Task details —
If a line below contains the string "your", copy it out.
=== Begin Enclosure ===
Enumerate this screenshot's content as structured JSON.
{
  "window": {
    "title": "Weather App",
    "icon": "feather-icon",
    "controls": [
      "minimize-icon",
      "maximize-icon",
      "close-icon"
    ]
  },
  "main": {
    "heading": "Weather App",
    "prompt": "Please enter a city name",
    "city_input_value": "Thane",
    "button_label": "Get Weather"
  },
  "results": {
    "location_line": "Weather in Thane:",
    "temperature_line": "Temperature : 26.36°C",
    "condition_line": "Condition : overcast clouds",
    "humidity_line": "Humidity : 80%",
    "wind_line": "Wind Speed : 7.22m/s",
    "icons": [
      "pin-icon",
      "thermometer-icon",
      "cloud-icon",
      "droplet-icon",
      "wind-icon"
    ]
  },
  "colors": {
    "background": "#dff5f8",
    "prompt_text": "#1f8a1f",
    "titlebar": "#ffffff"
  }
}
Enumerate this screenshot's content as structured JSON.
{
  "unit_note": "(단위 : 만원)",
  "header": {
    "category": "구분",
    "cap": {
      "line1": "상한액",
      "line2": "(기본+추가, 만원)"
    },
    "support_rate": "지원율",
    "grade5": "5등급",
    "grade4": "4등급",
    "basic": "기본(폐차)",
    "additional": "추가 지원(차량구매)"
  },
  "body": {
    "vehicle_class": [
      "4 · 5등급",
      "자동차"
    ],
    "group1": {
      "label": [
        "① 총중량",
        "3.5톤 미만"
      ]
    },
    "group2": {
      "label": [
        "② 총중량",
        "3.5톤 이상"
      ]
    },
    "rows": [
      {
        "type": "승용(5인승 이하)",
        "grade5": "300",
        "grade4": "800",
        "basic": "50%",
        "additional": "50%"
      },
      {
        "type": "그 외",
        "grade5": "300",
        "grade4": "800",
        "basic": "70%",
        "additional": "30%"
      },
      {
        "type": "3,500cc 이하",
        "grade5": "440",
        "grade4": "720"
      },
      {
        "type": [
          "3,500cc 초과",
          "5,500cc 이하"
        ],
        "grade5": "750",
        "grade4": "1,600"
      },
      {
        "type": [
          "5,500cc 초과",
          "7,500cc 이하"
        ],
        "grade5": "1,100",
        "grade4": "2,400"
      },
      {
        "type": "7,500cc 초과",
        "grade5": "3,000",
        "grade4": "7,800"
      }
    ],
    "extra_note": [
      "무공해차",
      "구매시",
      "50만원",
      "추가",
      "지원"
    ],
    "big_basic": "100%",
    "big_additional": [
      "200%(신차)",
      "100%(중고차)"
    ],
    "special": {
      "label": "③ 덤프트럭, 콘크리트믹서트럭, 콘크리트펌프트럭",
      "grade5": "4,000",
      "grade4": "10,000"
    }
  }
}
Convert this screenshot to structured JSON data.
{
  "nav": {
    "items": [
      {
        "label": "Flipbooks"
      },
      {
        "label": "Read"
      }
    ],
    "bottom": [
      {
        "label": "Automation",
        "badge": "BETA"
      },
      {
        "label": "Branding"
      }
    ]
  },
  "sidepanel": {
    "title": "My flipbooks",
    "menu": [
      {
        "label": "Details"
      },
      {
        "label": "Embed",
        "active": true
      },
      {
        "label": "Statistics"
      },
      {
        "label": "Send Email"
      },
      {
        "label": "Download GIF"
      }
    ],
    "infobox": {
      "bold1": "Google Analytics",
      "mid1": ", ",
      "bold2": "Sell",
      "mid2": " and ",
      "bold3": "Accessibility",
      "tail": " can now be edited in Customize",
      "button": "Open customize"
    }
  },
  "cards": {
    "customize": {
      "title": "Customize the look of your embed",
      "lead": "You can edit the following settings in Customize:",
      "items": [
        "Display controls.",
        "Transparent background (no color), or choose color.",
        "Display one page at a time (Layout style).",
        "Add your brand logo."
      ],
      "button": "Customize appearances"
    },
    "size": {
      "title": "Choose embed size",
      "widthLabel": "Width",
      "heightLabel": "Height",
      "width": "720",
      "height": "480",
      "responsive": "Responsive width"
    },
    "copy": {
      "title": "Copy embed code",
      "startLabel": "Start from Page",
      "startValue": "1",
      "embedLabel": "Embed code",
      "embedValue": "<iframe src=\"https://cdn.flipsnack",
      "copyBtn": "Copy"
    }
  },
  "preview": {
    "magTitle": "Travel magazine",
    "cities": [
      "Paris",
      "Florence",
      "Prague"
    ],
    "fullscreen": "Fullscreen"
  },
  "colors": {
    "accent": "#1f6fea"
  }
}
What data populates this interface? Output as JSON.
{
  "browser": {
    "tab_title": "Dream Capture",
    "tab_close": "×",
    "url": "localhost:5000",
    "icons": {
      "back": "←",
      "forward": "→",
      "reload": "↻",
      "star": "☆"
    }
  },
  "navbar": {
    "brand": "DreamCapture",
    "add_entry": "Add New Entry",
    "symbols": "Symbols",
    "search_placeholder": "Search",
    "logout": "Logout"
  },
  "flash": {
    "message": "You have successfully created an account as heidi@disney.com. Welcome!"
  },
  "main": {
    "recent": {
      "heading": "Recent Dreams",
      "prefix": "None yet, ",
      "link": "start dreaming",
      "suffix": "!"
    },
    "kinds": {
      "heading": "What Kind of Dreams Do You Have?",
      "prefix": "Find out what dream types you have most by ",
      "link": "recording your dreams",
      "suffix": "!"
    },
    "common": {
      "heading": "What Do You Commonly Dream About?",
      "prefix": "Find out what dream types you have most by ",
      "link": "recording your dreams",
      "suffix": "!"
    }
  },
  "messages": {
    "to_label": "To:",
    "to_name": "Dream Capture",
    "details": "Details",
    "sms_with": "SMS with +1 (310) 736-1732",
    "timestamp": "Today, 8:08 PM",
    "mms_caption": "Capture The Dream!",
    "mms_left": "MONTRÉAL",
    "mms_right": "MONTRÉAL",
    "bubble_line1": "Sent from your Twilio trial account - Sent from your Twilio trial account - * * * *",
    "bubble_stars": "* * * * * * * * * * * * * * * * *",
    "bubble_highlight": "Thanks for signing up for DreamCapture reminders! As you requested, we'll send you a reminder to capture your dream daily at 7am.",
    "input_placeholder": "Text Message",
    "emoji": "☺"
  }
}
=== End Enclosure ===
Answer to the exercise —
      "title": "Customize the look of your embed",
        "Add your brand logo."
      "link": "recording your dreams",
      "link": "recording your dreams",
    "bubble_line1": "Sent from your Twilio trial account - Sent from your Twilio trial account - * * * *",
    "bubble_highlight": "Thanks for signing up for DreamCapture reminders! As you requested, we'll send you a reminder to capture your dream daily at 7am.",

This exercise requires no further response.